Filter the data for "Logs" and copy matching lines.
======
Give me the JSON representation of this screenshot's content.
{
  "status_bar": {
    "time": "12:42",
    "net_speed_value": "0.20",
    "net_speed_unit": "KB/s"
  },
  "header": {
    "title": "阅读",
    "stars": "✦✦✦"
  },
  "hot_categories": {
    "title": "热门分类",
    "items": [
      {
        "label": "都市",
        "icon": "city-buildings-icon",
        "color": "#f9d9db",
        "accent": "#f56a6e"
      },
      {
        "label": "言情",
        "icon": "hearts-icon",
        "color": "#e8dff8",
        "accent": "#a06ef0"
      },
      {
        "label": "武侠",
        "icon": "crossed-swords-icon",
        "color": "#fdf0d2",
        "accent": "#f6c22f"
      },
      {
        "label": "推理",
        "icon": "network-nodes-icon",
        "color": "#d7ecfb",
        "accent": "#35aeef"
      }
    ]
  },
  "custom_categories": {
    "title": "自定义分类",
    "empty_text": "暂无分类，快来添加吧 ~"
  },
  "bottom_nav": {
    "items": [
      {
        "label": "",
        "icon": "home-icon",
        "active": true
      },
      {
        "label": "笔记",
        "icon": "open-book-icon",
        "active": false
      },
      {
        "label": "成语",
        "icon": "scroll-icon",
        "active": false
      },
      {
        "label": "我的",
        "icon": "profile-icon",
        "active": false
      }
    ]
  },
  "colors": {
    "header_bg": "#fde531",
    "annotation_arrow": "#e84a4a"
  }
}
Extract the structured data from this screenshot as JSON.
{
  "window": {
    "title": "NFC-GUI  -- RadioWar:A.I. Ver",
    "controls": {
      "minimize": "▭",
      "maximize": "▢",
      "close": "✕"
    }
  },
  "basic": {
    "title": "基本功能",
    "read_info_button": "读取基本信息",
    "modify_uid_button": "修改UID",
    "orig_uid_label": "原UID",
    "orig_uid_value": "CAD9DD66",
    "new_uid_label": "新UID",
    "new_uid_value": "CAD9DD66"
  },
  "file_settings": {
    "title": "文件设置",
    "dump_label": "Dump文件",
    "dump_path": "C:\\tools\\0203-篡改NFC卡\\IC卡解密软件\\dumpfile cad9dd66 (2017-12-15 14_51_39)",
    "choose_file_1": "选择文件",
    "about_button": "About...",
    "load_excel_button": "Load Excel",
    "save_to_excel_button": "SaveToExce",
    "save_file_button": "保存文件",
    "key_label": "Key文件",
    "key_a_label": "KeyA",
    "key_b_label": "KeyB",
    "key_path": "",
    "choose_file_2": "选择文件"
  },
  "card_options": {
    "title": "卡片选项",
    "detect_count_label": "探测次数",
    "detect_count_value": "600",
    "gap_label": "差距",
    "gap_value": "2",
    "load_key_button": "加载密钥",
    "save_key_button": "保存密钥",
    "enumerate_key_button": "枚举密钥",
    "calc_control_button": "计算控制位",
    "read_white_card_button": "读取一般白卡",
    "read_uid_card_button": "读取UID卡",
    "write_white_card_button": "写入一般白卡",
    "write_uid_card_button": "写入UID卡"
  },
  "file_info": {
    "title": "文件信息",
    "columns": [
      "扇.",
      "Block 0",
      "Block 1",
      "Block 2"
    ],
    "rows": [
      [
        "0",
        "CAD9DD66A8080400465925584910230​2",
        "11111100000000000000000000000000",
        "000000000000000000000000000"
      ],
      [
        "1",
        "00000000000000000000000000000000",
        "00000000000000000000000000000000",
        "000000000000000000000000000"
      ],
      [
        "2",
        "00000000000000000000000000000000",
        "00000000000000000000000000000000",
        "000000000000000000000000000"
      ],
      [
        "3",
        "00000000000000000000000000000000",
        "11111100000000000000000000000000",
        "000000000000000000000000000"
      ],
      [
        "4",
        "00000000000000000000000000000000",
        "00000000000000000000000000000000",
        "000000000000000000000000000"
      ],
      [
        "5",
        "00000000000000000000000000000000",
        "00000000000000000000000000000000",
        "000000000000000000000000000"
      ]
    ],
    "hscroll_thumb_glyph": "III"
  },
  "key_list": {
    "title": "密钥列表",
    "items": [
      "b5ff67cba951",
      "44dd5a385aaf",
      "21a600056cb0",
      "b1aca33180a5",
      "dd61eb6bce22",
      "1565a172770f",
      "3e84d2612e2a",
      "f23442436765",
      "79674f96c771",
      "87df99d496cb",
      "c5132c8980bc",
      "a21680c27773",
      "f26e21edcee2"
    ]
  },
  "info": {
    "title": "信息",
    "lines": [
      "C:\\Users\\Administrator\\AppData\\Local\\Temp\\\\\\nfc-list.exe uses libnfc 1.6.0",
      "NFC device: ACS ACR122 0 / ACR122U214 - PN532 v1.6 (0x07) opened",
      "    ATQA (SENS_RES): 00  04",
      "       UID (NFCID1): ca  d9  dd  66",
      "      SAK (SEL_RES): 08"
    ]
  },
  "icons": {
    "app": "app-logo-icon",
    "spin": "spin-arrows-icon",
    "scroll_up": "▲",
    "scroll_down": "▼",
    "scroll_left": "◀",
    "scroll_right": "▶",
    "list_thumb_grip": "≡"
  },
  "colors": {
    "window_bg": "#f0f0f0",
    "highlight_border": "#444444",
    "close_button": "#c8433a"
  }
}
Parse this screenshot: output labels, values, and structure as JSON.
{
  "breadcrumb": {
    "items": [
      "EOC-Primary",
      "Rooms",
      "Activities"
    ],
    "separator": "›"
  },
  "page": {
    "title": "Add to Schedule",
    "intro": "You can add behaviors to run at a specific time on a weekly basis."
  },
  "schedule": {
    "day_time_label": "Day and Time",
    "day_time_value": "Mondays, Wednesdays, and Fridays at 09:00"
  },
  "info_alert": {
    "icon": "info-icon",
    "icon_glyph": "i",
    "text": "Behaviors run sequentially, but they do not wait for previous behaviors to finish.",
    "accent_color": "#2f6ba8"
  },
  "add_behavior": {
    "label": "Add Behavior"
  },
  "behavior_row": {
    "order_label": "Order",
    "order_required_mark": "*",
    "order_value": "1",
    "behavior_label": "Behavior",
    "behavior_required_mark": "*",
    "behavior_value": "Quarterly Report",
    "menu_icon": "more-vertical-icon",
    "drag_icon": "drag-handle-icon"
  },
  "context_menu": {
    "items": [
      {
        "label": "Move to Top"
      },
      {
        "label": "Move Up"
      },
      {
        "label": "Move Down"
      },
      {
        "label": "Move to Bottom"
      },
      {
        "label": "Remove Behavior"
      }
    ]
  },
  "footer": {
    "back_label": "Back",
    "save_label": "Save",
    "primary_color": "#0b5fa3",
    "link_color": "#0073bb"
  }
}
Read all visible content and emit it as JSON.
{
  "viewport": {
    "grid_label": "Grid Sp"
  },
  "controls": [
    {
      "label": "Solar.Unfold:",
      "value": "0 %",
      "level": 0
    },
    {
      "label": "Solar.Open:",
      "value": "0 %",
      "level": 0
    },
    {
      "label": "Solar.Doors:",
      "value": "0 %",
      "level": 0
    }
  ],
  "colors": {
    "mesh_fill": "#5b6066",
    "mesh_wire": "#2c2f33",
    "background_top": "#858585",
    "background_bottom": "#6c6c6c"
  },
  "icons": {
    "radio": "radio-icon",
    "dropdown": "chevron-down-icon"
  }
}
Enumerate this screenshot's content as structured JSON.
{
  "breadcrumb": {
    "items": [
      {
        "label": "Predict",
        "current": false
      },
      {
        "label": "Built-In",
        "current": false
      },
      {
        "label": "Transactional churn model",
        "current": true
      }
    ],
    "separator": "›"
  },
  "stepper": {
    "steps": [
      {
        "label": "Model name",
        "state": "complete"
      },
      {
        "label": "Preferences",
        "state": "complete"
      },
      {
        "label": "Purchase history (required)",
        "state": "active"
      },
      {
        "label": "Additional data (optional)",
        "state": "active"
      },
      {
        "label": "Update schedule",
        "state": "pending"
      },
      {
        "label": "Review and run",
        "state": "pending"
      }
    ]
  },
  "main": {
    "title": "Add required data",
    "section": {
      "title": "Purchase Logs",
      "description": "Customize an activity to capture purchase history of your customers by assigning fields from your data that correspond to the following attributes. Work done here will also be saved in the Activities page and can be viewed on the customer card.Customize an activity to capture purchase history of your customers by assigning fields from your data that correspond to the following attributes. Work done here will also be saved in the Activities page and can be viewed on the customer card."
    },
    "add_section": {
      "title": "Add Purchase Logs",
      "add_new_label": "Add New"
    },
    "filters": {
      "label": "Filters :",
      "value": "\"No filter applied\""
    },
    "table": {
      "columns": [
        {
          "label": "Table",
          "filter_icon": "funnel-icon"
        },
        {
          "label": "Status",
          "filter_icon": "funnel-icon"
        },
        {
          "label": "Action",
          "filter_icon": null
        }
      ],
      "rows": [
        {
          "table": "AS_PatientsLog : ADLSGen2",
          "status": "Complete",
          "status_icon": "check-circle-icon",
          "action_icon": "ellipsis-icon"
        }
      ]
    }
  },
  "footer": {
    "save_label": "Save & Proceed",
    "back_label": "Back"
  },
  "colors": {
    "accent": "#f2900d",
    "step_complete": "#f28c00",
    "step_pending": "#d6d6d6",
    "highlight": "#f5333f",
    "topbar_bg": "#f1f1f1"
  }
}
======
#### Result of this task
      "title": "Purchase Logs",
      "title": "Add Purchase Logs",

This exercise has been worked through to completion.